▶ _Problem description_
Below is a set of records, and all of them should be retyped exactly, minus the pictures.

▶ _Exercise data_
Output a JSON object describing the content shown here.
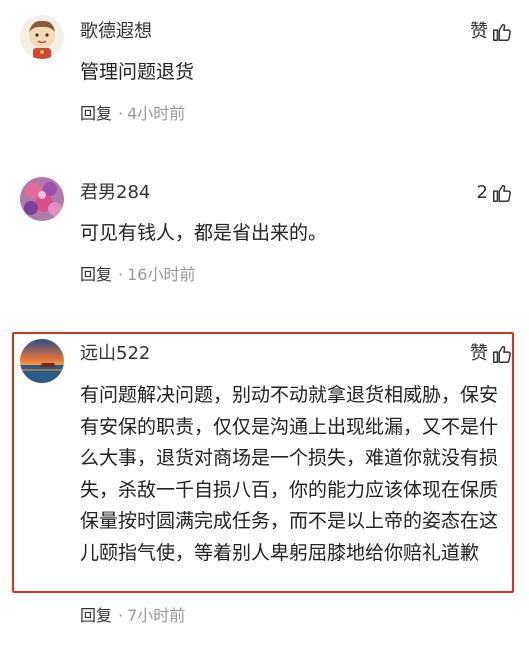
{
  "comments": [
    {
      "username": "歌德遐想",
      "like_label": "赞",
      "text": "管理问题退货",
      "reply_label": "回复",
      "separator": "·",
      "time": "4小时前"
    },
    {
      "username": "君男284",
      "like_label": "2",
      "text": "可见有钱人，都是省出来的。",
      "reply_label": "回复",
      "separator": "·",
      "time": "16小时前"
    },
    {
      "username": "远山522",
      "like_label": "赞",
      "text": "有问题解决问题，别动不动就拿退货相威胁，保安有安保的职责，仅仅是沟通上出现纰漏，又不是什么大事，退货对商场是一个损失，难道你就没有损失，杀敌一千自损八百，你的能力应该体现在保质保量按时圆满完成任务，而不是以上帝的姿态在这儿颐指气使，等着别人卑躬屈膝地给你赔礼道歉",
      "reply_label": "回复",
      "separator": "·",
      "time": "7小时前"
    }
  ],
  "colors": {
    "highlight_border": "#d9302c",
    "meta_gray": "#999999",
    "text": "#222222"
  }
}
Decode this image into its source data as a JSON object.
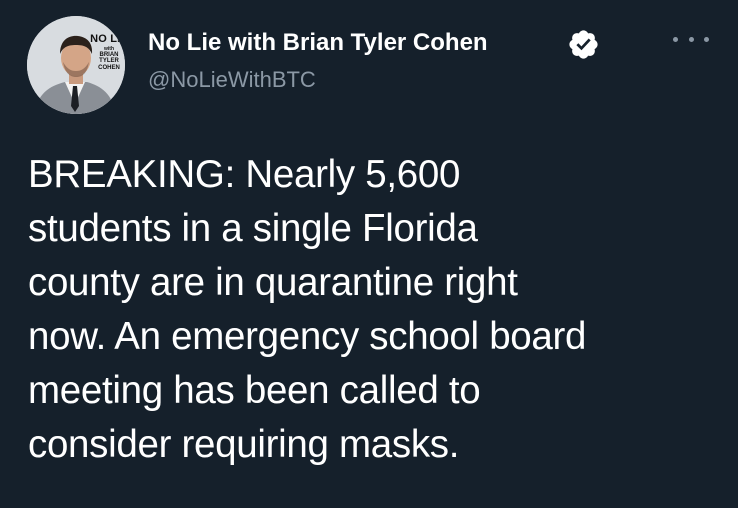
{
  "author": {
    "display_name": "No Lie with Brian Tyler Cohen",
    "handle": "@NoLieWithBTC",
    "verified": true,
    "avatar_logo": {
      "line1": "NO LIE",
      "line2": "with",
      "line3": "BRIAN\nTYLER\nCOHEN"
    }
  },
  "tweet": {
    "text": "BREAKING: Nearly 5,600\nstudents in a single Florida\ncounty are in quarantine right\nnow. An emergency school board\nmeeting has been called to\nconsider requiring masks."
  },
  "icons": {
    "verified": "verified-badge-icon",
    "more": "more-options-icon"
  },
  "colors": {
    "background": "#15202b",
    "text": "#ffffff",
    "muted": "#8b98a5"
  }
}
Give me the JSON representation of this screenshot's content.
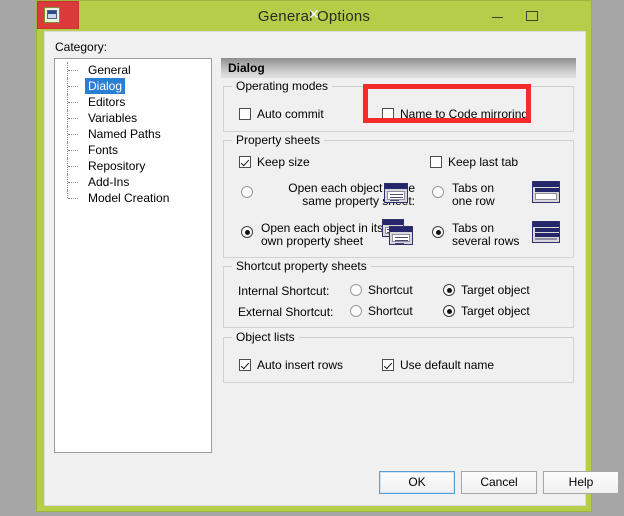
{
  "window": {
    "title": "General Options",
    "app_icon": "window-icon",
    "controls": {
      "minimize": "—",
      "maximize": "□",
      "close": "✕"
    }
  },
  "category": {
    "label": "Category:",
    "items": [
      {
        "label": "General",
        "selected": false
      },
      {
        "label": "Dialog",
        "selected": true
      },
      {
        "label": "Editors",
        "selected": false
      },
      {
        "label": "Variables",
        "selected": false
      },
      {
        "label": "Named Paths",
        "selected": false
      },
      {
        "label": "Fonts",
        "selected": false
      },
      {
        "label": "Repository",
        "selected": false
      },
      {
        "label": "Add-Ins",
        "selected": false
      },
      {
        "label": "Model Creation",
        "selected": false
      }
    ]
  },
  "pane": {
    "header": "Dialog",
    "operating_modes": {
      "title": "Operating modes",
      "auto_commit": {
        "label": "Auto commit",
        "checked": false
      },
      "name_to_code_mirroring": {
        "label": "Name to Code mirroring",
        "checked": false
      }
    },
    "property_sheets": {
      "title": "Property sheets",
      "keep_size": {
        "label": "Keep size",
        "checked": true
      },
      "keep_last_tab": {
        "label": "Keep last tab",
        "checked": false
      },
      "open_same_line1": "Open each object in the",
      "open_same_line2": "same property sheet:",
      "open_same_selected": false,
      "open_own_line1": "Open each object in its",
      "open_own_line2": "own property sheet",
      "open_own_selected": true,
      "tabs_one_line1": "Tabs on",
      "tabs_one_line2": "one row",
      "tabs_one_selected": false,
      "tabs_several_line1": "Tabs on",
      "tabs_several_line2": "several rows",
      "tabs_several_selected": true
    },
    "shortcut_property_sheets": {
      "title": "Shortcut property sheets",
      "internal_label": "Internal Shortcut:",
      "external_label": "External Shortcut:",
      "shortcut_option": "Shortcut",
      "target_option": "Target object",
      "internal_shortcut_selected": false,
      "internal_target_selected": true,
      "external_shortcut_selected": false,
      "external_target_selected": true
    },
    "object_lists": {
      "title": "Object lists",
      "auto_insert_rows": {
        "label": "Auto insert rows",
        "checked": true
      },
      "use_default_name": {
        "label": "Use default name",
        "checked": true
      }
    }
  },
  "footer": {
    "ok": "OK",
    "cancel": "Cancel",
    "help": "Help"
  },
  "annotation": {
    "color": "#f42b2b",
    "target": "Name to Code mirroring"
  },
  "colors": {
    "titlebar": "#b5ce4a",
    "close_button": "#dc3a3a",
    "selection": "#2a7fd4",
    "annotation": "#f42b2b"
  }
}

▶ _Your solution_
Output a JSON object describing the content shown here.
{
  "comments": [
    {
      "username": "歌德遐想",
      "like_label": "赞",
      "text": "管理问题退货",
      "reply_label": "回复",
      "separator": "·",
      "time": "4小时前"
    },
    {
      "username": "君男284",
      "like_label": "2",
      "text": "可见有钱人，都是省出来的。",
      "reply_label": "回复",
      "separator": "·",
      "time": "16小时前"
    },
    {
      "username": "远山522",
      "like_label": "赞",
      "text": "有问题解决问题，别动不动就拿退货相威胁，保安有安保的职责，仅仅是沟通上出现纰漏，又不是什么大事，退货对商场是一个损失，难道你就没有损失，杀敌一千自损八百，你的能力应该体现在保质保量按时圆满完成任务，而不是以上帝的姿态在这儿颐指气使，等着别人卑躬屈膝地给你赔礼道歉",
      "reply_label": "回复",
      "separator": "·",
      "time": "7小时前"
    }
  ],
  "colors": {
    "highlight_border": "#d9302c",
    "meta_gray": "#999999",
    "text": "#222222"
  }
}
Decode this image into its source data as a JSON object.
{
  "author": {
    "display_name": "No Lie with Brian Tyler Cohen",
    "handle": "@NoLieWithBTC",
    "verified": true,
    "avatar_logo": {
      "line1": "NO LIE",
      "line2": "with",
      "line3": "BRIAN\nTYLER\nCOHEN"
    }
  },
  "tweet": {
    "text": "BREAKING: Nearly 5,600\nstudents in a single Florida\ncounty are in quarantine right\nnow. An emergency school board\nmeeting has been called to\nconsider requiring masks."
  },
  "icons": {
    "verified": "verified-badge-icon",
    "more": "more-options-icon"
  },
  "colors": {
    "background": "#15202b",
    "text": "#ffffff",
    "muted": "#8b98a5"
  }
}
Give me the JSON representation of this screenshot's content.
{
  "window": {
    "title": "General Options",
    "app_icon": "window-icon",
    "controls": {
      "minimize": "—",
      "maximize": "□",
      "close": "✕"
    }
  },
  "category": {
    "label": "Category:",
    "items": [
      {
        "label": "General",
        "selected": false
      },
      {
        "label": "Dialog",
        "selected": true
      },
      {
        "label": "Editors",
        "selected": false
      },
      {
        "label": "Variables",
        "selected": false
      },
      {
        "label": "Named Paths",
        "selected": false
      },
      {
        "label": "Fonts",
        "selected": false
      },
      {
        "label": "Repository",
        "selected": false
      },
      {
        "label": "Add-Ins",
        "selected": false
      },
      {
        "label": "Model Creation",
        "selected": false
      }
    ]
  },
  "pane": {
    "header": "Dialog",
    "operating_modes": {
      "title": "Operating modes",
      "auto_commit": {
        "label": "Auto commit",
        "checked": false
      },
      "name_to_code_mirroring": {
        "label": "Name to Code mirroring",
        "checked": false
      }
    },
    "property_sheets": {
      "title": "Property sheets",
      "keep_size": {
        "label": "Keep size",
        "checked": true
      },
      "keep_last_tab": {
        "label": "Keep last tab",
        "checked": false
      },
      "open_same_line1": "Open each object in the",
      "open_same_line2": "same property sheet:",
      "open_same_selected": false,
      "open_own_line1": "Open each object in its",
      "open_own_line2": "own property sheet",
      "open_own_selected": true,
      "tabs_one_line1": "Tabs on",
      "tabs_one_line2": "one row",
      "tabs_one_selected": false,
      "tabs_several_line1": "Tabs on",
      "tabs_several_line2": "several rows",
      "tabs_several_selected": true
    },
    "shortcut_property_sheets": {
      "title": "Shortcut property sheets",
      "internal_label": "Internal Shortcut:",
      "external_label": "External Shortcut:",
      "shortcut_option": "Shortcut",
      "target_option": "Target object",
      "internal_shortcut_selected": false,
      "internal_target_selected": true,
      "external_shortcut_selected": false,
      "external_target_selected": true
    },
    "object_lists": {
      "title": "Object lists",
      "auto_insert_rows": {
        "label": "Auto insert rows",
        "checked": true
      },
      "use_default_name": {
        "label": "Use default name",
        "checked": true
      }
    }
  },
  "footer": {
    "ok": "OK",
    "cancel": "Cancel",
    "help": "Help"
  },
  "annotation": {
    "color": "#f42b2b",
    "target": "Name to Code mirroring"
  },
  "colors": {
    "titlebar": "#b5ce4a",
    "close_button": "#dc3a3a",
    "selection": "#2a7fd4",
    "annotation": "#f42b2b"
  }
}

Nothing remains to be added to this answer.